“7. That Christ is our life, and truth, and peace, and righteousness—our shepherd and advocate, our sacrifice, and priest, who died for the salvation of all who should believe, and rose again for their justification.

“8. And we also firmly believe, that there is no other mediator, or advocate with God, the Father, but Jesus Christ. And as to the Virgin Mary, she was holy, humble, and full of grace; and this we also believe concerning all other saints, namely, that they are waiting in heaven for the resurrection of their bodies at the day of judgment.

“9. We also believe, that, after this life, there are but two places—one for those that are saved, the other for the damned, which (two) we call paradise and hell, wholly denying that imaginary purgatory of Anti-christ, invented in opposition to the truth.

“10. Moreover, we have ever regarded all the inventions of men (in the affairs of religion) as an unspeakable abomination before God; such as the festival days and vigil of saints, and what is called holy-water, the abstaining from flesh on certain days, and such like things, but above all, the masses.

“11. We hold in abhorrence all human inventions, as proceeding from Anti-christ, which produce distress and are prejudicial to the liberty of the mind.

“12. We consider the sacraments as signs of holy things, or as the visible emblems of invisible blessings. We regard it as proper and even necessary that believers use these symbols or visible forms when it can be done. Notwithstanding which, we maintain that believers may be saved without those signs, when they have neither place nor opportunity of observing them.

“13. We acknowledge no sacraments (as of divine appointment) but baptism and the Lord’s Supper.

“14. We honor the secular powers with subjection, obedience, promptitude and payment.”

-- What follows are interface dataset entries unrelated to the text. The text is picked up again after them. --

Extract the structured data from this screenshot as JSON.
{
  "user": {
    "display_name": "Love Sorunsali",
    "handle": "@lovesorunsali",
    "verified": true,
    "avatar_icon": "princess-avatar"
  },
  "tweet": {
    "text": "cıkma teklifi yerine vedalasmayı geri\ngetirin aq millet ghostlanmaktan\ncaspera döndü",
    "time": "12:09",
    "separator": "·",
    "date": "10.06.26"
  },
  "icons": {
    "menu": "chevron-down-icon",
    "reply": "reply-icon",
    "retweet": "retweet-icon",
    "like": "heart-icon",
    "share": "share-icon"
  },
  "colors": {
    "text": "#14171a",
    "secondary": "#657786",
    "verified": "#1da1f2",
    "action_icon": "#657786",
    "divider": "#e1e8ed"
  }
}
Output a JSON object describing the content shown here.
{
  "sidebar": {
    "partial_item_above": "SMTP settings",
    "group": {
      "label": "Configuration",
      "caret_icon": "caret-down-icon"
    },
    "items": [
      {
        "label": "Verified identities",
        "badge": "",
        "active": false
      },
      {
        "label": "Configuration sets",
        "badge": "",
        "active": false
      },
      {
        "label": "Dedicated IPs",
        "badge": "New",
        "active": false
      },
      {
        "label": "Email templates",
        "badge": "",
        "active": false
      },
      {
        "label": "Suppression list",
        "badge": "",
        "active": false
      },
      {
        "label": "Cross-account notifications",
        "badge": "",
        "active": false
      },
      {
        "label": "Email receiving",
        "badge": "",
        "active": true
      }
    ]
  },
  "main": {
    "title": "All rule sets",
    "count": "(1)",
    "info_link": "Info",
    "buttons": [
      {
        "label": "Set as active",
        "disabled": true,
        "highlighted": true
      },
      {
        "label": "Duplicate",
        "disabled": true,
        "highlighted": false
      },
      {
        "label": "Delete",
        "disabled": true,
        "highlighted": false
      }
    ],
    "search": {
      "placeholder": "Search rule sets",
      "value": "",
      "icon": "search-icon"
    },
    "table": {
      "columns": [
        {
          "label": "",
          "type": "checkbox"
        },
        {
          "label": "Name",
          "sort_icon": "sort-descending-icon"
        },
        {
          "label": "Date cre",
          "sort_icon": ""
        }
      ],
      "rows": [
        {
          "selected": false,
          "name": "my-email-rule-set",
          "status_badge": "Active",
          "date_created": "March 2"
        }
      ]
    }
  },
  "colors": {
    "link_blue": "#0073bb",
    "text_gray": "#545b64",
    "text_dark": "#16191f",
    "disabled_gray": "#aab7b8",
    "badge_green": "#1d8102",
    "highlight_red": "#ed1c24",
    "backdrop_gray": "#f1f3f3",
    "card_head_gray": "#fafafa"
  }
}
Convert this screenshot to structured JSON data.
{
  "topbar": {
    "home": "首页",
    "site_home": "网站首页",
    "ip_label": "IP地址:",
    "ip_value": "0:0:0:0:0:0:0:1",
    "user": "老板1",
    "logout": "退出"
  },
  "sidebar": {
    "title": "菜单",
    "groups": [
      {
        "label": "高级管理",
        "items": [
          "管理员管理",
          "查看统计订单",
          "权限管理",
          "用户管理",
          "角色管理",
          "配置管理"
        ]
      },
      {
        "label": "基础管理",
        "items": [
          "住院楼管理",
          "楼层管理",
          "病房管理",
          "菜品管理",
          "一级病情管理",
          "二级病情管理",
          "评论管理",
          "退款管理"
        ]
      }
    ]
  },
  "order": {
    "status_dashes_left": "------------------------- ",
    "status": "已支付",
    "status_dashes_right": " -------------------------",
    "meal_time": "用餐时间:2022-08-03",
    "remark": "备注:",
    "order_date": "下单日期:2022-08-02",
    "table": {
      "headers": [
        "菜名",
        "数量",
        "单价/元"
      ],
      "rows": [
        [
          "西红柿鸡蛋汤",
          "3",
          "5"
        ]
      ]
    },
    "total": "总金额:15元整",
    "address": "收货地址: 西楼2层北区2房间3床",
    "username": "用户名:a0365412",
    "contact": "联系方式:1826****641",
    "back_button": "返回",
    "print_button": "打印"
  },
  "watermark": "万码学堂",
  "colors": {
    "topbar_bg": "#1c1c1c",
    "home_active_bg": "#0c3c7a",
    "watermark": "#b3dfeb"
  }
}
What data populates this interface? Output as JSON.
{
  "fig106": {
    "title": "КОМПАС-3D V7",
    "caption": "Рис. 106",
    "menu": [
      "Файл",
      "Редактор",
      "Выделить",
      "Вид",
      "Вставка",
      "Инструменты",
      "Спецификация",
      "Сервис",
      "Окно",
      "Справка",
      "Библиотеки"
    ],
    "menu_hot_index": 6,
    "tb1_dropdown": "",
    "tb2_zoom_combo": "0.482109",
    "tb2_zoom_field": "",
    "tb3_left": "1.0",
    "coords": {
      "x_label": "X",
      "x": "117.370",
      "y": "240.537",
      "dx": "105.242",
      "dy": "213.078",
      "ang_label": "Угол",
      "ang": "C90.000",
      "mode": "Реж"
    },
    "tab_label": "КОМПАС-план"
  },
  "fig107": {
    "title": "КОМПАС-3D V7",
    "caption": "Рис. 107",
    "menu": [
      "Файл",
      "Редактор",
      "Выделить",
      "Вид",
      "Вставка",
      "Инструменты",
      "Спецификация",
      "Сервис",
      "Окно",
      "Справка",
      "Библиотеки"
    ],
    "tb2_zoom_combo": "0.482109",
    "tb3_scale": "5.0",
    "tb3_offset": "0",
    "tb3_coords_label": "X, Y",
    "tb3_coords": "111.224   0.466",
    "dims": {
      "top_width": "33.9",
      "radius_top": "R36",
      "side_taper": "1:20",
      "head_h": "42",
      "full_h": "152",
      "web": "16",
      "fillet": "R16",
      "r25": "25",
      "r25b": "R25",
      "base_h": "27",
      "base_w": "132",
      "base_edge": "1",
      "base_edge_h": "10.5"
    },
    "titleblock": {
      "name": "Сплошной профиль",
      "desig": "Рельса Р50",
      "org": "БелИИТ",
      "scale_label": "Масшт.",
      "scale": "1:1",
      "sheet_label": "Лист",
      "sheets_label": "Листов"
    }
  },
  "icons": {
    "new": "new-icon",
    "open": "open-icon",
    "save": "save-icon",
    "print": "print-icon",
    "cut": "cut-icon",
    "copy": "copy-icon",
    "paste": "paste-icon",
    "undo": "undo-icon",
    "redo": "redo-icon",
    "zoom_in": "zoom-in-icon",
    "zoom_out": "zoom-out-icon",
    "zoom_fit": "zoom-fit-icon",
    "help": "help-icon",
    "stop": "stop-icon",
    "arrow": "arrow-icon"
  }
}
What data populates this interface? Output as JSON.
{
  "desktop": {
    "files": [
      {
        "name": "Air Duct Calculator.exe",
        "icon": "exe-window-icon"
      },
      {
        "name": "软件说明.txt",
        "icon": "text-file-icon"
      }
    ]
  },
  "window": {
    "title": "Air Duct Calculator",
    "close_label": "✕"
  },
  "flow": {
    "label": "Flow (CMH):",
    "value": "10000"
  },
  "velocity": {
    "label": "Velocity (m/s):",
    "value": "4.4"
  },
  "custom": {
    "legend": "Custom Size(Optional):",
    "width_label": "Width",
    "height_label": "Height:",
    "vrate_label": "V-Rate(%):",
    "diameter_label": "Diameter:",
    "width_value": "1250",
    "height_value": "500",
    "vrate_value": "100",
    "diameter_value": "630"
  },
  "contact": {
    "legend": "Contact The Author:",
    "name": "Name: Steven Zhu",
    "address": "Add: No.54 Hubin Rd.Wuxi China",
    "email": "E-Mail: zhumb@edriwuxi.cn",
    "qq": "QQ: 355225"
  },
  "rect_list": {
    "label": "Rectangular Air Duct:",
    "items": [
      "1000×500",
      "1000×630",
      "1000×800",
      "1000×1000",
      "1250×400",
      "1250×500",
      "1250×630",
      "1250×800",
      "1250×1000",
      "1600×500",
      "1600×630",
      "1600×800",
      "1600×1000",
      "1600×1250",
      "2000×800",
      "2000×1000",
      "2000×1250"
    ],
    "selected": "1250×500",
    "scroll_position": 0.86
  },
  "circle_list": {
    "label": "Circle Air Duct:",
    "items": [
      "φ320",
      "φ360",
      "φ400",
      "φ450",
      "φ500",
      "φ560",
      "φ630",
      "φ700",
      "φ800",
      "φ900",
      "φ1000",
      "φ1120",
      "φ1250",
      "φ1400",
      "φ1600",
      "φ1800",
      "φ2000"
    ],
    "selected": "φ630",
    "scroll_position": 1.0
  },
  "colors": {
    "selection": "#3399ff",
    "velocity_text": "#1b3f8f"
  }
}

Author of the “Compendium Of Baptist History”. Please inform the Editor of the AHB (via the Contact page) if you have biographical information on this author. Thank you.

Shackelford on Baptist History (Complete)